McGuane doesn’t exactly deny that Lawlor types exist. “There’s this footloose libertarian movement running through the West and running through the administration and I don’t think it bodes well for the natural world,” he says.

McGuane says that the polarization between Montanans is as great as he’s seen it during his time here. The tension surfaces in Cadence when Evelyn, stuck in a blizzard, doesn’t know if she should trust the four men in camouflage who advance on her snow-bound car or flee.

The state’s changing demographics, he says, explain why Montanans are split between native and new-comer, old and new economies, roads and roadless supporters. “There’s lots of ill will between the sectors. More than half the state is losing population. And the other part is not changing numerically so much as qualitatively. The media doesn’t address these issues. What they talk about is celebrities. They don’t talk about tax flight, or the kids who’ve been through our schools. They don’t talk about the new waves of Christian fundamentalists. Instead, they focus on some movie star settling in. It¹s a non-reality for the folks in Montana.”

“Clearly we have to find common ground among the various factions in Montana, though I’ve not found a lot of progress in that direction. Some of the disagreements we face are insurmountable. We have this anti-government feeling in Montana agriculture but without government subsidies, Montana agriculture would not stand on its own. I¹m not sure how an industry like that can control our culture. At the same time, I don’t think the only solution is to leave the farms and ranches and go to work in the tourist industry. There are great mistakes to be made on both sides of the issue.”

That includes the environmental side. “The mistaken idea that farmers have nothing in common with environmentalists can be blamed on environmental elitism. We shouldn’t have to feel guilty when making our intentions clear or when finding common ground with those with whom we disagree.”

Appropriately, McGuane has fueled his environmental activism with opinions that are somewhat pragmatic. He has been on the board of the Craighead Institute and says he¹s currently involved with American Rivers and The Wild Salmon Center, a Portland-based, international organization seeking to save salmon migration routes in North America and Asia.

“I guess I get involved because I take so much from the natural world in terms of happiness that I feel I should do something in return,” he explains.

McGuane’s love for the natural world extends to horses, particularly cutting horses, and fishing. During the years between his last novel, McGuane wrote about both. His 1999 collection of essays, Some Horses (The Lyons Press), is a sort of steeds-I’ve-known that delves as deeply into four-legged behavior as any of his novels delve into human behavior.

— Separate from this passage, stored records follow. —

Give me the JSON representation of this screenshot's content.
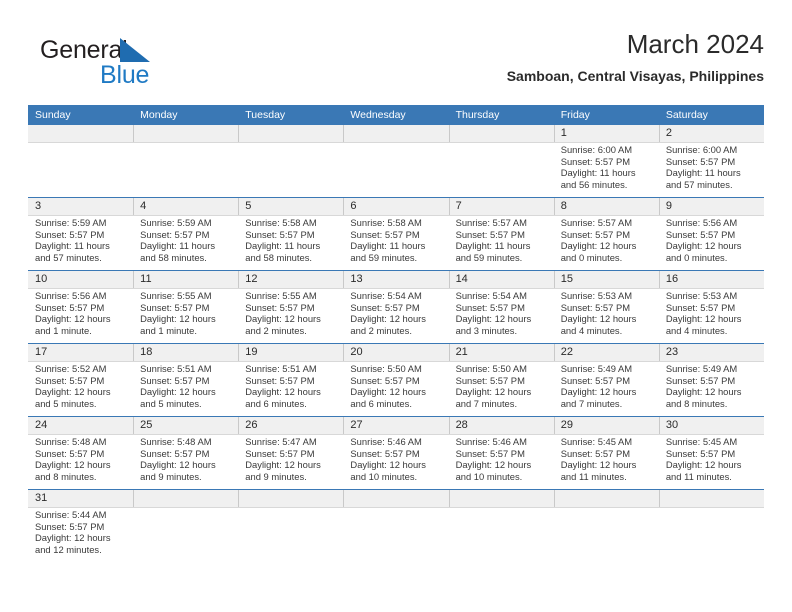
{
  "brand": {
    "name_top": "General",
    "name_bottom": "Blue",
    "flag_icon": "triangle-flag-icon",
    "color_top": "#231f20",
    "color_bottom": "#1f7ac4"
  },
  "header": {
    "title": "March 2024",
    "subtitle": "Samboan, Central Visayas, Philippines"
  },
  "calendar": {
    "header_bg": "#3a78b5",
    "datestrip_bg": "#f0f0f0",
    "weekdays": [
      "Sunday",
      "Monday",
      "Tuesday",
      "Wednesday",
      "Thursday",
      "Friday",
      "Saturday"
    ],
    "weeks": [
      [
        {
          "day": "",
          "lines": []
        },
        {
          "day": "",
          "lines": []
        },
        {
          "day": "",
          "lines": []
        },
        {
          "day": "",
          "lines": []
        },
        {
          "day": "",
          "lines": []
        },
        {
          "day": "1",
          "lines": [
            "Sunrise: 6:00 AM",
            "Sunset: 5:57 PM",
            "Daylight: 11 hours",
            "and 56 minutes."
          ]
        },
        {
          "day": "2",
          "lines": [
            "Sunrise: 6:00 AM",
            "Sunset: 5:57 PM",
            "Daylight: 11 hours",
            "and 57 minutes."
          ]
        }
      ],
      [
        {
          "day": "3",
          "lines": [
            "Sunrise: 5:59 AM",
            "Sunset: 5:57 PM",
            "Daylight: 11 hours",
            "and 57 minutes."
          ]
        },
        {
          "day": "4",
          "lines": [
            "Sunrise: 5:59 AM",
            "Sunset: 5:57 PM",
            "Daylight: 11 hours",
            "and 58 minutes."
          ]
        },
        {
          "day": "5",
          "lines": [
            "Sunrise: 5:58 AM",
            "Sunset: 5:57 PM",
            "Daylight: 11 hours",
            "and 58 minutes."
          ]
        },
        {
          "day": "6",
          "lines": [
            "Sunrise: 5:58 AM",
            "Sunset: 5:57 PM",
            "Daylight: 11 hours",
            "and 59 minutes."
          ]
        },
        {
          "day": "7",
          "lines": [
            "Sunrise: 5:57 AM",
            "Sunset: 5:57 PM",
            "Daylight: 11 hours",
            "and 59 minutes."
          ]
        },
        {
          "day": "8",
          "lines": [
            "Sunrise: 5:57 AM",
            "Sunset: 5:57 PM",
            "Daylight: 12 hours",
            "and 0 minutes."
          ]
        },
        {
          "day": "9",
          "lines": [
            "Sunrise: 5:56 AM",
            "Sunset: 5:57 PM",
            "Daylight: 12 hours",
            "and 0 minutes."
          ]
        }
      ],
      [
        {
          "day": "10",
          "lines": [
            "Sunrise: 5:56 AM",
            "Sunset: 5:57 PM",
            "Daylight: 12 hours",
            "and 1 minute."
          ]
        },
        {
          "day": "11",
          "lines": [
            "Sunrise: 5:55 AM",
            "Sunset: 5:57 PM",
            "Daylight: 12 hours",
            "and 1 minute."
          ]
        },
        {
          "day": "12",
          "lines": [
            "Sunrise: 5:55 AM",
            "Sunset: 5:57 PM",
            "Daylight: 12 hours",
            "and 2 minutes."
          ]
        },
        {
          "day": "13",
          "lines": [
            "Sunrise: 5:54 AM",
            "Sunset: 5:57 PM",
            "Daylight: 12 hours",
            "and 2 minutes."
          ]
        },
        {
          "day": "14",
          "lines": [
            "Sunrise: 5:54 AM",
            "Sunset: 5:57 PM",
            "Daylight: 12 hours",
            "and 3 minutes."
          ]
        },
        {
          "day": "15",
          "lines": [
            "Sunrise: 5:53 AM",
            "Sunset: 5:57 PM",
            "Daylight: 12 hours",
            "and 4 minutes."
          ]
        },
        {
          "day": "16",
          "lines": [
            "Sunrise: 5:53 AM",
            "Sunset: 5:57 PM",
            "Daylight: 12 hours",
            "and 4 minutes."
          ]
        }
      ],
      [
        {
          "day": "17",
          "lines": [
            "Sunrise: 5:52 AM",
            "Sunset: 5:57 PM",
            "Daylight: 12 hours",
            "and 5 minutes."
          ]
        },
        {
          "day": "18",
          "lines": [
            "Sunrise: 5:51 AM",
            "Sunset: 5:57 PM",
            "Daylight: 12 hours",
            "and 5 minutes."
          ]
        },
        {
          "day": "19",
          "lines": [
            "Sunrise: 5:51 AM",
            "Sunset: 5:57 PM",
            "Daylight: 12 hours",
            "and 6 minutes."
          ]
        },
        {
          "day": "20",
          "lines": [
            "Sunrise: 5:50 AM",
            "Sunset: 5:57 PM",
            "Daylight: 12 hours",
            "and 6 minutes."
          ]
        },
        {
          "day": "21",
          "lines": [
            "Sunrise: 5:50 AM",
            "Sunset: 5:57 PM",
            "Daylight: 12 hours",
            "and 7 minutes."
          ]
        },
        {
          "day": "22",
          "lines": [
            "Sunrise: 5:49 AM",
            "Sunset: 5:57 PM",
            "Daylight: 12 hours",
            "and 7 minutes."
          ]
        },
        {
          "day": "23",
          "lines": [
            "Sunrise: 5:49 AM",
            "Sunset: 5:57 PM",
            "Daylight: 12 hours",
            "and 8 minutes."
          ]
        }
      ],
      [
        {
          "day": "24",
          "lines": [
            "Sunrise: 5:48 AM",
            "Sunset: 5:57 PM",
            "Daylight: 12 hours",
            "and 8 minutes."
          ]
        },
        {
          "day": "25",
          "lines": [
            "Sunrise: 5:48 AM",
            "Sunset: 5:57 PM",
            "Daylight: 12 hours",
            "and 9 minutes."
          ]
        },
        {
          "day": "26",
          "lines": [
            "Sunrise: 5:47 AM",
            "Sunset: 5:57 PM",
            "Daylight: 12 hours",
            "and 9 minutes."
          ]
        },
        {
          "day": "27",
          "lines": [
            "Sunrise: 5:46 AM",
            "Sunset: 5:57 PM",
            "Daylight: 12 hours",
            "and 10 minutes."
          ]
        },
        {
          "day": "28",
          "lines": [
            "Sunrise: 5:46 AM",
            "Sunset: 5:57 PM",
            "Daylight: 12 hours",
            "and 10 minutes."
          ]
        },
        {
          "day": "29",
          "lines": [
            "Sunrise: 5:45 AM",
            "Sunset: 5:57 PM",
            "Daylight: 12 hours",
            "and 11 minutes."
          ]
        },
        {
          "day": "30",
          "lines": [
            "Sunrise: 5:45 AM",
            "Sunset: 5:57 PM",
            "Daylight: 12 hours",
            "and 11 minutes."
          ]
        }
      ],
      [
        {
          "day": "31",
          "lines": [
            "Sunrise: 5:44 AM",
            "Sunset: 5:57 PM",
            "Daylight: 12 hours",
            "and 12 minutes."
          ]
        },
        {
          "day": "",
          "lines": []
        },
        {
          "day": "",
          "lines": []
        },
        {
          "day": "",
          "lines": []
        },
        {
          "day": "",
          "lines": []
        },
        {
          "day": "",
          "lines": []
        },
        {
          "day": "",
          "lines": []
        }
      ]
    ]
  }
}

This pairing of man and horse, McGuane and Montana, began in 1967 when he arrived from Michigan to work at the ranch of a girlfriend’s father. “But I didn’t get crazed about horses until I was living in Deep Creek in the late ‘60s. I always appreciated athletic skills and I thought roping would be a marvelous sport at the time. I just like the animals. It’s arbitrary really that it’s horses. It could have been cats.”

Another of McGuane¹s essay collections, The Longest Silence: A Life in Fishing (Knopf, Vintage Paperback), is a thoughtful consideration of time spent in Montana creeks, the Florida Keys and other locations around the globe. At the heart of the book is its deep respect for the creatures and the waters they inhabit.

But this isn’t heartfelt nature writing. McGuane’s cynical wit and dark sense of comedy colors the new novel just as it did his earlier ones. The book’s most ironic statement comes from Paul who indulges visions of development: “Money brings us closer to nature,” he declares.

“I thought it was one of the most poisonous remarks Paul could make,” McGuane explains. “I absolutely don’t believe that myself. But it is one of the floating fallacies in our world. Lots of people who acquire nature do it for economic reasons and they don’t seem to have much time to go there once the closing’s signed. I know ranchers who spend some fourteen days a year on their place.”

McGuane wants it known he doesn’t consider himself a real rancher. “I make the distinction that what I do is not real ranching. Real ranching is something that doesn’t leave much time for writing novels. It¹s a brutal job. You have to run so many cows in today’s world to make it. I personally can’t imagine how you¹d do with less than 500 cows. You’d be tied up all the time.”

Early in Cadence, Evelyn suggests that veteran rancher Bill Champion kept cattle just so he had an excuse to have horses. McGuane, who runs 200 yearlings and claims to do ranch work every day, says his own interest in ranching is a little deeper than rationalizing a passion for horses. “If you have land in this high desert climate you have to do something to cut-down on fires. Grazing is good for that. I¹ve always known ranchers and been interested in cattle culture. But it’s partly true that I¹m most interested in horses. ”

At one time, McGuane’s interests included movie-making. In the ‘70s, he built a reputation in Hollywood for his offbeat scripts. His screenplay for Rancho Deluxe, a cult favorite, starred Jeff Bridges and Sam Waterson with music by Jimmy Buffett. He directed Peter Fonda, Burgess Meredith and Warren Oates in 92 In the Shade, the story of warring charter boat captains in the Florida Keys based on his novel. He was connected for a time with Rancho Deluxe leading lady Elizabeth Ashley and was married to Margot Kidder. He wrote The Missouri Breaks, the twisted and infamous Western that starred Marlon Brando, Jack Nicholson and Frederic Forrest. The film was badly received at release and considered a box-office flop. But time has seen its stake rise, due in part to the fact that 21st century audiences can better stomach the idea of bounty-hunter Brando wearing a dress than audiences could in 1976.

“I don’t miss those days,” McGuane says of his movie business experience. “But they were good days. In terms of going back to film making world, it’s not there for me to go back to. It’s very different now. In the ‘70s, the business was so abstract. It was the OK Corral. You could persuade people on your knees to do your project. Now it’s done by committee. It¹s like working for Enron.”

McGuane says it’s difficult for writers in the West to be taken seriously by the East Coast publishing establishment. “I think there are a lot of enlightened people in the publishing industry who know what goes on. But in general it stands to reason that people in the Northeast are interested in their own part of the country. It¹s like that Saul Steinberg cartoon the New Yorker ran looking across New York City to California with nothing in between. That’s a very bitter joke. When H.L. Mencken said he didn’t care about Willa Cather because he didn¹t care about Nebraska he referred to a truth. It’s why I think people in the East are less interested in the West. Unfortunately, the whole [publishing] industry is back there.”

Currently, the East Coast publishing industry is waiting for McGuane’s next effort, this one produced on the new laptop. “It will be a very different novel. I’ve been working on it intermittently for the last six months and should finish in two years. I’m such an improvisational writer that I would be trying to fool you if I told you what it’s about.” –Cabbage Rabbit

Photo of Thomas McGuane © Audrey Hall, courtesy of Knopf

A version of this interview was published in Tributary in 2002 and was reprinted in Conversations with Thomas McGuane, University Press of Mississippi, edited by Beef Torrey